24 November 2014: William Gibson talks to the Guardian Review Book Club at The Tabernacle, 34-35 Powis Square, London, W11 2AY. 7pm. Tickets £15:
26 November 2014: Bryan and Mary Talbot signing at Forbidden Planet, London. 6-7pm.
27 November 2014: Bryan Talbot on 'How I Create a Graphic Novel' followed by signing with Mary Talbot. 6-7pm. The Cartoon Museum, 35 Little Russell St, London, WC1A 2HH. Free, but book your seat:
2 December 2014: Brian Aldiss in conversation at Big Green Bookshop, Unit 1, Brampton Park Road, Wood Green, London, N22 6BG. 7-8:30pm. Tickets £5.
PayPal Tip Jar Thingy. Support Ansible, cover website costs and keep the editor happy! Or just buy his books.
Editorial.

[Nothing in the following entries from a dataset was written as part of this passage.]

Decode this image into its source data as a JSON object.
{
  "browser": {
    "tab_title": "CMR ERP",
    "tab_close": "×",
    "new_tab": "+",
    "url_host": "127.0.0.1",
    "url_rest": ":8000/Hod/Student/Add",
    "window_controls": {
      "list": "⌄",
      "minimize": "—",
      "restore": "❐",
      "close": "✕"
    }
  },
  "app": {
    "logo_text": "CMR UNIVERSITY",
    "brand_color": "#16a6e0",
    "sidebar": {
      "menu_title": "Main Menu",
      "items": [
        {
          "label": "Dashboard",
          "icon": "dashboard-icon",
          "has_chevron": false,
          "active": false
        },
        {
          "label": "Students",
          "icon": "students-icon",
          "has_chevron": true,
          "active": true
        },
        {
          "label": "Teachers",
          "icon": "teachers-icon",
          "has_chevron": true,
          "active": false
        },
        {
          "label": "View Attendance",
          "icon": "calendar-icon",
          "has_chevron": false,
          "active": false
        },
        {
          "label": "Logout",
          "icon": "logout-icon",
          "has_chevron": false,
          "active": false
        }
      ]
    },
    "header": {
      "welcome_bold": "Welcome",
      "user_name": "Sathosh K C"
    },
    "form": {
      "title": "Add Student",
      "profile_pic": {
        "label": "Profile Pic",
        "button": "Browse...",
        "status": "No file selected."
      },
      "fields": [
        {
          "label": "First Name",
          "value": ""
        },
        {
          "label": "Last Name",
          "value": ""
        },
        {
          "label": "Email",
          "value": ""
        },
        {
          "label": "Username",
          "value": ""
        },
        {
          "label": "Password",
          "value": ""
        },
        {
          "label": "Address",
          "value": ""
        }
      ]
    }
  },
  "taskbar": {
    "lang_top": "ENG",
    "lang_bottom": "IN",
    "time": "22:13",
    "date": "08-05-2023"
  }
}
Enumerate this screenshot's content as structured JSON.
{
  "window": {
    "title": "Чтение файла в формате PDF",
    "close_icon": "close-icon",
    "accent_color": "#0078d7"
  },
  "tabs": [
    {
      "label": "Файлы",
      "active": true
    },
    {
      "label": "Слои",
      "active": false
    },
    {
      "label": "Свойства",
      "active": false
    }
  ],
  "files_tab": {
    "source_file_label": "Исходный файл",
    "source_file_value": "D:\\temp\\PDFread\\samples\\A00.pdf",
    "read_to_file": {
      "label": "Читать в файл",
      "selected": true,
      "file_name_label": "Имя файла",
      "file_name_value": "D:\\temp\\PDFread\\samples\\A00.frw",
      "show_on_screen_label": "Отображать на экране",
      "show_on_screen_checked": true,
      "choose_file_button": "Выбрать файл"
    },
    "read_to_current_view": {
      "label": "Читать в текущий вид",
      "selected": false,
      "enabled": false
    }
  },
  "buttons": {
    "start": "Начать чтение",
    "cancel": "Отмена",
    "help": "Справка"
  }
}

Those accustomed to pick up the latest Ansible from the sf section of Oxfam's Reading bookshop missed the October issue and won't find this one either. For the first time since the free-copies arrangement began in early 2009, the (new) Oxfam management has decided that this is incompatible with Christmas. Ansible was previously available from the sf shelves at Waterstone's in Broad Street, Reading, from 2003 until shortly after a fan-friendly staff member left in 2008. Rather than hunt for another local outlet, I think I'll cut the print run and save a little money.
Meanwhile, Nick Parisi interviewed me earlier this year for his Nocturnia blog. After teaser posts (in Italian) about Ansible and the mysterious Langford phenomenon ...the interview itself has now appeared, happily with an English-language version below (scroll down) so I can find out what I said.
Kim Newman clearly has the power to cloud newspaper reviews editors' minds: his An English Ghost Story was covered in the Independent's 'Round-Up: Sci-Fi and Fantasy' on 25 October, and again in (same paper, same department) 'Round-Up: Horror and Ghost Stories' on 1 November. We await next Saturday's 'Round-Up: Books by Famous Film Critics'.
Greg Bear's get-well card from Project Thistledown at the Museum of Science Fiction featured the following cartoon, which I liked. Many thanks to artist Travis Getz for permission to use it here; also to Astrid and Greg Bear for arranging this:
Ansible 328 Copyright © David Langford, 2014. Thanks to Brian Ameringen, Graham Andrews, Chaz Brenchley, Gordon Davie, Paul Di Filippo, File 770, Ron Gemmell, Steve Green, Martyn P. Jackson, Diane Lacey, Cheryl Morgan, Debbie Notkin, Lawrence Person, Andrew I. Porter, Private Eye, Neville Ridley-Smith, Andi Shechter, Roger Robinson, Andy Sawyer, Terry Somerville, Stuart Stratu, Martin Morse Wooster, and our Hero Distributors: Dave Corby (Birmingham SF Group), SCIS/Prophecy, Alan Stewart (Australia). 3 November 2014.